Really happy to have spoken to Jen Williams on the Bestseller Experiment podcast this week. Not only is she an award-winning fantasy author and founder of the Super-Relaxed Fantasy Club, but she’s a jolly nice human being, too. I’ve been a fan of her stuff for a while, but if you’ve not read her before then check out The Ninth Rain, which kicks off her latest series. I’m convinced she’s invented a new genre: GrimFun – you heard it here first…
In this episode you will discover…
- Top tips for building and writing captivating characters
- When character should come before plot
- The importance of a complex villain and why even aliens have issues
- And how you can be super relaxed and meet your heroes
CLICK HERE to listen now!

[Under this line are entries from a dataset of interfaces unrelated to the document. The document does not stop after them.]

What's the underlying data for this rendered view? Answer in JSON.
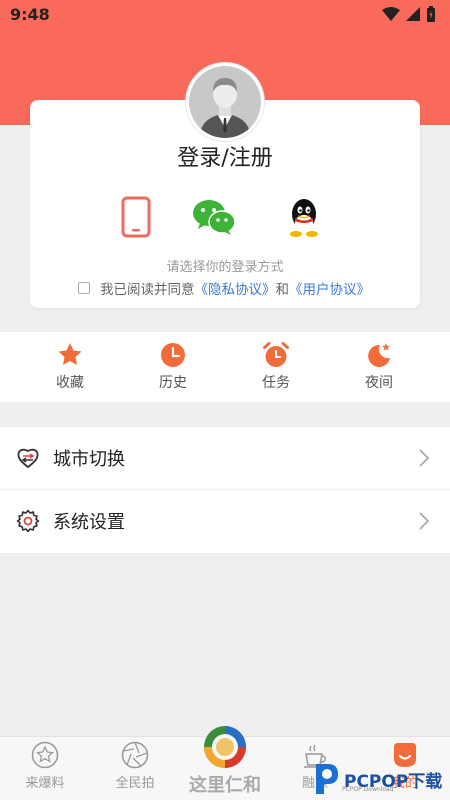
{
  "status_bar": {
    "time": "9:48"
  },
  "login": {
    "title": "登录/注册",
    "choose_text": "请选择你的登录方式",
    "agree_prefix": "我已阅读并同意",
    "privacy_link": "《隐私协议》",
    "and_text": "和",
    "user_link": "《用户协议》",
    "methods": [
      "phone-icon",
      "wechat-icon",
      "qq-icon"
    ]
  },
  "quick_actions": [
    {
      "label": "收藏",
      "icon": "star-icon"
    },
    {
      "label": "历史",
      "icon": "clock-icon"
    },
    {
      "label": "任务",
      "icon": "alarm-icon"
    },
    {
      "label": "夜间",
      "icon": "moon-icon"
    }
  ],
  "menu": [
    {
      "label": "城市切换",
      "icon": "city-switch-icon"
    },
    {
      "label": "系统设置",
      "icon": "gear-icon"
    }
  ],
  "tabbar": {
    "tabs": [
      {
        "label": "来爆料",
        "icon": "star-circle-icon"
      },
      {
        "label": "全民拍",
        "icon": "aperture-icon"
      },
      {
        "label": "这里仁和",
        "icon": "app-logo-icon"
      },
      {
        "label": "融媒",
        "icon": "coffee-icon"
      },
      {
        "label": "我的",
        "icon": "profile-icon"
      }
    ]
  },
  "watermark": {
    "text": "PCPOP下载",
    "sub": "PCPOP Download"
  },
  "colors": {
    "accent": "#fa6a5a",
    "link": "#3a7bd5",
    "icon_orange": "#f26b3a"
  }
}
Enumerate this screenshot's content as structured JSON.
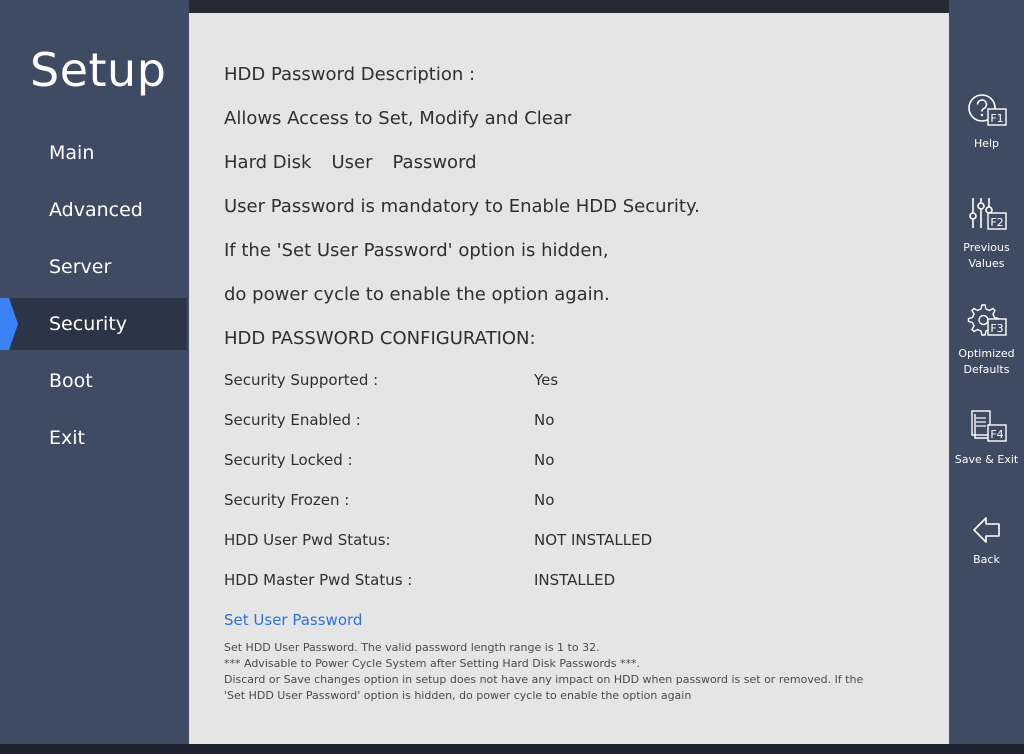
{
  "sidebar": {
    "title": "Setup",
    "items": [
      {
        "label": "Main",
        "active": false
      },
      {
        "label": "Advanced",
        "active": false
      },
      {
        "label": "Server",
        "active": false
      },
      {
        "label": "Security",
        "active": true
      },
      {
        "label": "Boot",
        "active": false
      },
      {
        "label": "Exit",
        "active": false
      }
    ]
  },
  "description": {
    "heading": "HDD Password Description :",
    "line1": "Allows Access to Set, Modify and Clear",
    "line2_words": [
      "Hard Disk",
      "User",
      "Password"
    ],
    "line3": "User Password is mandatory to Enable HDD Security.",
    "line4": "If the 'Set User Password' option is hidden,",
    "line5": "do power cycle to enable the option again.",
    "config_heading": "HDD PASSWORD CONFIGURATION:"
  },
  "status": [
    {
      "label": "Security Supported :",
      "value": "Yes"
    },
    {
      "label": "Security Enabled   :",
      "value": "No"
    },
    {
      "label": "Security Locked    :",
      "value": "No"
    },
    {
      "label": "Security Frozen    :",
      "value": "No"
    },
    {
      "label": "HDD User Pwd Status:",
      "value": "NOT INSTALLED"
    },
    {
      "label": "HDD Master Pwd Status :",
      "value": "INSTALLED"
    }
  ],
  "action": {
    "set_user_password": "Set User Password"
  },
  "help": {
    "line1": "Set HDD User Password. The valid password length range is 1 to 32.",
    "line2": "*** Advisable to Power Cycle System after Setting Hard Disk Passwords ***.",
    "line3": "Discard or Save changes option in setup does not have any impact on HDD when password is set or removed. If the 'Set HDD User Password' option is hidden, do power cycle to enable the option again"
  },
  "function_keys": [
    {
      "key": "F1",
      "label": "Help",
      "icon": "help-icon"
    },
    {
      "key": "F2",
      "label": "Previous Values",
      "icon": "sliders-icon"
    },
    {
      "key": "F3",
      "label": "Optimized Defaults",
      "icon": "gear-icon"
    },
    {
      "key": "F4",
      "label": "Save & Exit",
      "icon": "save-document-icon"
    },
    {
      "key": "",
      "label": "Back",
      "icon": "back-arrow-icon"
    }
  ],
  "colors": {
    "sidebar_bg": "#3f4b63",
    "active_item_bg": "#2c3546",
    "active_indicator": "#3b82f6",
    "content_bg": "#e5e5e5",
    "link": "#2d72d9"
  }
}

Oh, and don’t forget to grab a copy of our book BACK TO REALITY now!
Just returned from enjoying Pixar’s Brave. An entertaining movie, if – oddly for Pixar – an entirely predictable one. The story lacked suspense or surprise, and got by on the charm of its characters and the stunning locations.
This movie was to represent many firsts for Pixar: first period piece, first female protagonist and first female director. But then about a year prior to release it was quietly announced that director Brenda Chapman was no longer working on the project (though she still retains a co-director credit). This is not an unusual move for Pixar. Ratatouille suffered a similar setback with the original director Jan Pinkava being replaced by Brad Bird, but it is perhaps more notable that in this case a woman was replaced by a man.

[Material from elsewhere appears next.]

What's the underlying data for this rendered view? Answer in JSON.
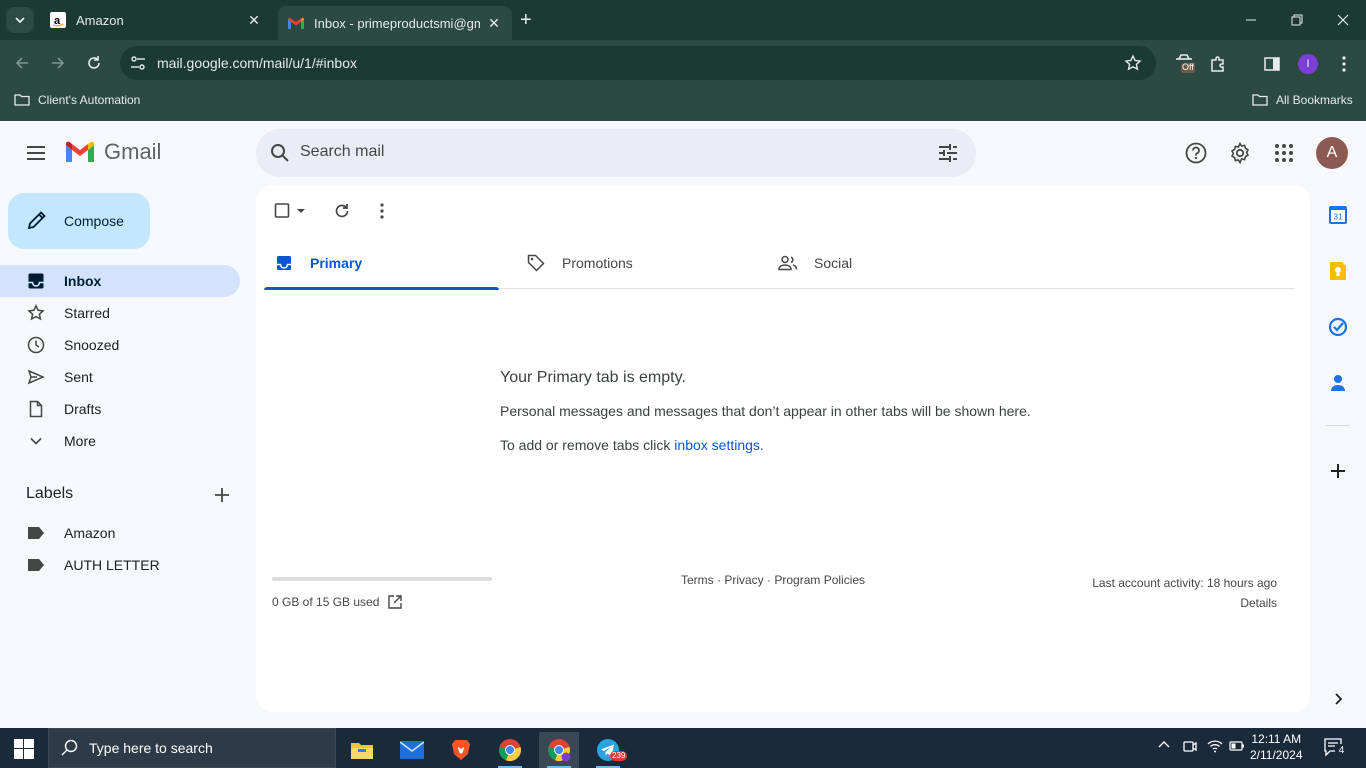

In a recent piece in the New York Times, Chapman speaks for the first time of the heartbreak of being removed from Brave, and wonders how women can gain more positions of power in Hollywood. Pixar, for all its genius over the years, is starting to come across as a bit of a boys’ club, with no women whatsoever on the famed brain trust and one too many movies about Cars. Surely there must be a some women in the organisation who can add a few x chromosome into the brain trust mix?
I doubt the truth of what really happened will come out anytime soon, and it’s a fact of life that directors and writers are often fired from movie projects, particularly in the perilous world of animation where Directors’ Guild and WGA rules don’t seem to apply. But I wonder if Brenda Chapman’s more personal version of Brave might not have felt so pat, might not have been so obvious? Might it not, for all its flaws, have been more interesting?